Last month, I was incredibly lucky to have a Canadian visitor!! W flew all the way from Alberta for a two week visit, and I could not be more grateful. There is something about seeing people from back home that is so comforting, and makes this experience seem much more real. After exploring Stockholm for one week, L's mother and I travelled to Berlin, Germany for five days of exploring.
After hearing recommendations from my German friends, and listening to other foreign students gush about their time in Berlin, I traveled to the city with some pretty high expectations. I am happy to say, Berlin did not disappoint.
Checkpoint CharlieThe history in Berlin is absolutely incredible, over-pouring over onto every street corner. As one travel brochure describes, "no other city in the world physically conveys the dramas of the 20th Century like Berlin." Even if you somehow manage to avoid the numerous museums, (there is literally an entire island of museums), the scars of Communist neglect are visible. Apartment buildings covered in WWII bullet hole marks are not uncommon.
Standing in what looked like any old parking lot, I was surprised to learn we were actually standing over the bunker where Hitler died. As people passed on by, parking their cars, carrying on with their day to day tasks, I felt the urge to scream "did you guys not hear that, this is the spot he died!!!" But Berliners are not phased. Such is the scale of Berlin's visible history, the entire city is filled to the brim with remarkable sites, making it impossible to visit everything, and for Berliners, just a part of day-to-day life.
Architects and artists have collaborated to design monuments and memorials with incredible creativity, like the Memorial to the Murdered Jews of Europe, pictured above.
The trip was made even more memorable given the fact that we were visiting the city just days before the 22nd anniversary of the fall of the Berlin Wall. Scattered around the city you can still find parts of the wall, a graffiti-adorned tribute to West & East unity. I don't remember where I was on Nov 9, 22 years ago, but most people here do: many secluded from their family and friends on either side of the wall.
Our city tour guide described Gunter Schabowski as a schmuck of a politician, essentially responsible for triggering the events that unfolded November 9, 1989. I laughed and nearly cried as our guide gave a fantastic overview of the fall of the wall. Around 7pm, Schabowski, the spokesman of the central committee of the ruling East German party, committed a major political blunder, incorrectly announcing during a live press conference that the country's travel restrictions were to be lifted, Visas to be freely granted to those wishing to travel outside of East Germany. When an Italian journalist questioned, "as of when," Schabowski hesitated, glanced at the minutes from a meeting held earlier that day, and improvised, "as far as I know... as of now." The media understandably exploded with the news, proclaiming "the wall has fallen!" and thousands of East Berliners streamed to checkpoints along the wall, eager to cross over to loved ones.

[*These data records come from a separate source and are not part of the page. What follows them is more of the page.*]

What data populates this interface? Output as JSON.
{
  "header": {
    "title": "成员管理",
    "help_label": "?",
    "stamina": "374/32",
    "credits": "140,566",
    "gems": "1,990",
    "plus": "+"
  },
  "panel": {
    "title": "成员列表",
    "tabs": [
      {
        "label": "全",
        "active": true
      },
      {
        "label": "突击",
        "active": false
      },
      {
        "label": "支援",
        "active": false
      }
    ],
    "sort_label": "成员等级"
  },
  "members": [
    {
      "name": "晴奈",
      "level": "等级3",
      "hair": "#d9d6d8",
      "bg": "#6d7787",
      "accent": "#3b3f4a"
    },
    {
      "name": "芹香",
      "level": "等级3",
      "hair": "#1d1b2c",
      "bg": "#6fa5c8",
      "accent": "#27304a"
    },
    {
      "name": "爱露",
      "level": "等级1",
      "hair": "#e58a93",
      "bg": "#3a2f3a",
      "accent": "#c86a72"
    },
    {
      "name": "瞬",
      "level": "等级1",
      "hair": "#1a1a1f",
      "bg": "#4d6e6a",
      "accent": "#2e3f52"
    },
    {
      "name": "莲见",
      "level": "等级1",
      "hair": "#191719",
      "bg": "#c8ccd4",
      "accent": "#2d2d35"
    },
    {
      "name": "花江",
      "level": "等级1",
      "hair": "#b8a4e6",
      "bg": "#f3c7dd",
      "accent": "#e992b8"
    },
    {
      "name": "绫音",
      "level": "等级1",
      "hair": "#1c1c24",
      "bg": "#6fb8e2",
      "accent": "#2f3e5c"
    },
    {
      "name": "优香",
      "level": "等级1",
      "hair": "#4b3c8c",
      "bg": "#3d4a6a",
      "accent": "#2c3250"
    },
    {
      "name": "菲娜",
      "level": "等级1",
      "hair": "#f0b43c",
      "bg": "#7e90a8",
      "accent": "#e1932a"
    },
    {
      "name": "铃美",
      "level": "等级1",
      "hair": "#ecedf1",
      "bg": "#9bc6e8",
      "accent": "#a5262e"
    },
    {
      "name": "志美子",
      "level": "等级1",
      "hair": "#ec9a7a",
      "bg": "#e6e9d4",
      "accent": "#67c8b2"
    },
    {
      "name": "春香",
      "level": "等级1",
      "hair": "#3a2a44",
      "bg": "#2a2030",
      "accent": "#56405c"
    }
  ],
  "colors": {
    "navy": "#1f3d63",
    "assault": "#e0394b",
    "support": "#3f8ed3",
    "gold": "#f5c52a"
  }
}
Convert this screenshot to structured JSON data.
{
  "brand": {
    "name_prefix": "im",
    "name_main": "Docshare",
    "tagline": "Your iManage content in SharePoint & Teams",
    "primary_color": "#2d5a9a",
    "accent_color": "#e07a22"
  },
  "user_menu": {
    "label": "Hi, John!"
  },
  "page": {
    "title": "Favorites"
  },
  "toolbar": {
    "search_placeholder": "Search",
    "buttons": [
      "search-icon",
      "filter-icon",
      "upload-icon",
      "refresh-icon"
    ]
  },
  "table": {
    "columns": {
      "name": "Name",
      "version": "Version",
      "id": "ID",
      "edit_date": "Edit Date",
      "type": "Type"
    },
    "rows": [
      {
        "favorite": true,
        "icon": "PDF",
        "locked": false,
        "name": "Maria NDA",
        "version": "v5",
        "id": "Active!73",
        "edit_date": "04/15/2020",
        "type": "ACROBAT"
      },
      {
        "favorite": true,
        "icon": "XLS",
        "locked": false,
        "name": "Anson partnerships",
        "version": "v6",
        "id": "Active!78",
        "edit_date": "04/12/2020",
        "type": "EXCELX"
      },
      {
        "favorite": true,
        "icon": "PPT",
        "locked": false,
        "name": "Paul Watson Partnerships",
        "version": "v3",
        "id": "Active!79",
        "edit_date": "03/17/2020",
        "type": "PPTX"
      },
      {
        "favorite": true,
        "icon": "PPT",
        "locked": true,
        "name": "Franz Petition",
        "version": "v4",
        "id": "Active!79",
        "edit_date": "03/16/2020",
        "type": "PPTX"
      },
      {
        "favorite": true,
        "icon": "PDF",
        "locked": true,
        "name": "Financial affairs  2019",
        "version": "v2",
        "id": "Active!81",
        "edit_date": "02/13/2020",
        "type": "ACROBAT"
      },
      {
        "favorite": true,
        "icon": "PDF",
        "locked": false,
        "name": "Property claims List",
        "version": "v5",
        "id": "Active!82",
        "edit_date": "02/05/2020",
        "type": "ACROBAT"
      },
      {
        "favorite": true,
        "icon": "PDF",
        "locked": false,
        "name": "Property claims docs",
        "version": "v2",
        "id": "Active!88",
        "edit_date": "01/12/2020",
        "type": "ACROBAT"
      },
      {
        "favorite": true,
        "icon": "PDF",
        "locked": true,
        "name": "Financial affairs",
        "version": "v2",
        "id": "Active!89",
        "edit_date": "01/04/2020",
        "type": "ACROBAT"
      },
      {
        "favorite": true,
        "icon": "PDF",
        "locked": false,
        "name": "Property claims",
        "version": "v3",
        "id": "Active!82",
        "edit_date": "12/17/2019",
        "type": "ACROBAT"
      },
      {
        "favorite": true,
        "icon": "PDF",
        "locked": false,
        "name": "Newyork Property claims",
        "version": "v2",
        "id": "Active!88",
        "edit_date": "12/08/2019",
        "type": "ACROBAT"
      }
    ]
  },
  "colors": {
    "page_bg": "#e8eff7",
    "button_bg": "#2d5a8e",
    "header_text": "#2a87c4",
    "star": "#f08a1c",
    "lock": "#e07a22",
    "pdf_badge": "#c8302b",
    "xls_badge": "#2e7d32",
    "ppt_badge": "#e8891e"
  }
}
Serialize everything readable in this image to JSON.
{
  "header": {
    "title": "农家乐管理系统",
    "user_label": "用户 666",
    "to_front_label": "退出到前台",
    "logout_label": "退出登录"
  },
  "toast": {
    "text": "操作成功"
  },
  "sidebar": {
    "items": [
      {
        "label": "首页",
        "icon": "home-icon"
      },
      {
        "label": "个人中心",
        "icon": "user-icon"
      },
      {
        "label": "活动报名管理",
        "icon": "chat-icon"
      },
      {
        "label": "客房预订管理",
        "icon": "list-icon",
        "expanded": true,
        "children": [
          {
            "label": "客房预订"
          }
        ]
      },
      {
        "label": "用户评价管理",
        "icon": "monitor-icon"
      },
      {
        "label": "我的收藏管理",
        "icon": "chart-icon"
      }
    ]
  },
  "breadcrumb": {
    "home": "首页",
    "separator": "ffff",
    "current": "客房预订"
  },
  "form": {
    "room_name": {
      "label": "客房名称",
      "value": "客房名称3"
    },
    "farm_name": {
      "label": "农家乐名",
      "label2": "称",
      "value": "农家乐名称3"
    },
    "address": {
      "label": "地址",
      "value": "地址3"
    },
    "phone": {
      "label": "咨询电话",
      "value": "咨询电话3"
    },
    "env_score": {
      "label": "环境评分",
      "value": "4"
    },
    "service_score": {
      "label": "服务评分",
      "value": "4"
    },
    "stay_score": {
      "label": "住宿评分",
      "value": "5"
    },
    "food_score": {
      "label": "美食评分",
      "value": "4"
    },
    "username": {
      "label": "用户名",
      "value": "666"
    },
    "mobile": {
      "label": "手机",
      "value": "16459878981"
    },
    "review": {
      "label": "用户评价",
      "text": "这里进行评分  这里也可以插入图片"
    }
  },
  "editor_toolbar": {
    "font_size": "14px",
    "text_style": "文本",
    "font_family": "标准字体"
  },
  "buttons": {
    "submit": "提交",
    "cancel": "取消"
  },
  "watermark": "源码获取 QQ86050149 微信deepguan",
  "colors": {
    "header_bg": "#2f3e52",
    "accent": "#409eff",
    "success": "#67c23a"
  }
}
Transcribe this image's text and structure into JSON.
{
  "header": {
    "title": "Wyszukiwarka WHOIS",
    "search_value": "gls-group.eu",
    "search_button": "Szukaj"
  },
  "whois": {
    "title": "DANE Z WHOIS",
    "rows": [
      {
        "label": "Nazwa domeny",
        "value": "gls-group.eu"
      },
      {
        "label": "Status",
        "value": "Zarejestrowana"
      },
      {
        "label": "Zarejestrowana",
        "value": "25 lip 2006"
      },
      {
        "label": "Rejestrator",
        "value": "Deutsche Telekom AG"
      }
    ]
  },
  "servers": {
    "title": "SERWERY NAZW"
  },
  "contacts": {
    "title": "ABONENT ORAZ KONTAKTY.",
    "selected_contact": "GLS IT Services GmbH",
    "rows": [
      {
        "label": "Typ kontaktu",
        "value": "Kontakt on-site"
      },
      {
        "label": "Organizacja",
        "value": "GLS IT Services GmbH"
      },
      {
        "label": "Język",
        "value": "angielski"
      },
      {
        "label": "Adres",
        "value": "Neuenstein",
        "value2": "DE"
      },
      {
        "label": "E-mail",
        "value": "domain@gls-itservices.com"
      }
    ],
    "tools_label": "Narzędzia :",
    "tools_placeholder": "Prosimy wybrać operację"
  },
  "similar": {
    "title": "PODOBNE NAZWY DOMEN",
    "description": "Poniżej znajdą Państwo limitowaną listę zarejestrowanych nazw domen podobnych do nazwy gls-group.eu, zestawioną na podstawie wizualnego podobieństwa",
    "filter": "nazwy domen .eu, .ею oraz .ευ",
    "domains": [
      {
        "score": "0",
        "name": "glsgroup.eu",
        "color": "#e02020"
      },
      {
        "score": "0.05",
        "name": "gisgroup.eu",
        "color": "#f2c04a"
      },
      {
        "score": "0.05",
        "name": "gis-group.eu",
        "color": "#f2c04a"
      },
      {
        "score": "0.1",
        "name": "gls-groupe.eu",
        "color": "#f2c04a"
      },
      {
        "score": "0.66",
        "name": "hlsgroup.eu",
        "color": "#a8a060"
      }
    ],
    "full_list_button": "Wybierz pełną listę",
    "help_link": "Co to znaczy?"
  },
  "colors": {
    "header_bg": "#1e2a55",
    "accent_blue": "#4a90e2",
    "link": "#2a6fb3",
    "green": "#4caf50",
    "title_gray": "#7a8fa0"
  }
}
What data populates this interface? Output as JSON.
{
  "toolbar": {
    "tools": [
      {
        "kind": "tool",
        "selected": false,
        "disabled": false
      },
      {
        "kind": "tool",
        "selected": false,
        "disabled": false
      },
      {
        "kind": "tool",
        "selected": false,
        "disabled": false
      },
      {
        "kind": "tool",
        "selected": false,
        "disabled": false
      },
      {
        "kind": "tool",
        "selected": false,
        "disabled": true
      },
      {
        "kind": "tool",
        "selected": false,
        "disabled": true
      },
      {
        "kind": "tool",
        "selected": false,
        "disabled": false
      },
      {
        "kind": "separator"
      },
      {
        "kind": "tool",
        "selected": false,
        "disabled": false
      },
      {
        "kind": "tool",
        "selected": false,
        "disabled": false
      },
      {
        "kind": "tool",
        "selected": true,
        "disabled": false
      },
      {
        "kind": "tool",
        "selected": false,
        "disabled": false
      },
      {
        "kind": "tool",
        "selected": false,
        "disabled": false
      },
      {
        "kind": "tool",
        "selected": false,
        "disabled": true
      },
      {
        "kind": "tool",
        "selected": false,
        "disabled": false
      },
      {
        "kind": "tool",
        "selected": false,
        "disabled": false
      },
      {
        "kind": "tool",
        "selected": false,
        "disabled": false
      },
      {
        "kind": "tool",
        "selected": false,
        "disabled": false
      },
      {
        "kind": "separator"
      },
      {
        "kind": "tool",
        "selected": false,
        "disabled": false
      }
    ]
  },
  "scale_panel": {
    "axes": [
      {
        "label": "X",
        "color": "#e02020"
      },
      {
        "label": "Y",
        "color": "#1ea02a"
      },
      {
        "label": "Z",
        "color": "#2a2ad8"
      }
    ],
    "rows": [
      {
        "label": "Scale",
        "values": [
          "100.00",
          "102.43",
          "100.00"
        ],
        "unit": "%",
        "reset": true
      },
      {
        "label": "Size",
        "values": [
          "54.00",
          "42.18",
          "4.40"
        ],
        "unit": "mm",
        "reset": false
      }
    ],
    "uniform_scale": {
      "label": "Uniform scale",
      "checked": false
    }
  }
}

As we now know, Schabowski was very mistaken, incorrectly announcing a proposal which was had only been discussed earlier that day and did not actually involve any legitimate opening of the border. Regardless, after failing to receive decisive instructions from their supervisors, East German border guards eventually gave up their posts allowing the crowds of East Berliners to pass through the border . I cannot begin to imagine how it felt to cross over the barrier, family members greeting each other with open arms and celebratory champagne.
When we weren't consumed with the City's history, our days were spent exploring, hopping in and out of restaurants based both on previous recommendations and the size of the crowd. We felt adventurous and tried everything from pork knuckle, currywurst, and mug after mug of glühwein. Needless to say, we did not go to bed hungry!
Walking the streets of Berlin is far from boring. There are things to look and interesting people to watch every direction you look. Case in point: the building above had the the most interesting privacy shades.
Like most European countries, Sunday means all stores are closed. Lucky for us, Berlin is home to a number of outdoor markets and we gladly spent our Sunday exploring Mauerpark, a fleamarket with an incredible range of products. When we grew tired of searching for treasures, we were happy to find stands selling glühwein, and joined locals taking in live music.
Well, thats embarrassing. A five day excursion, and a "heavy bag." Whoops. Thank you so much to W for making the long trip down to visit and for organizing such an amazing trip! I am so grateful.
As an added bonus, my Ugg boots arrived from Canada with perfect timing. Stockholm just became a snow covered winter wonderland - time to go explore the forest!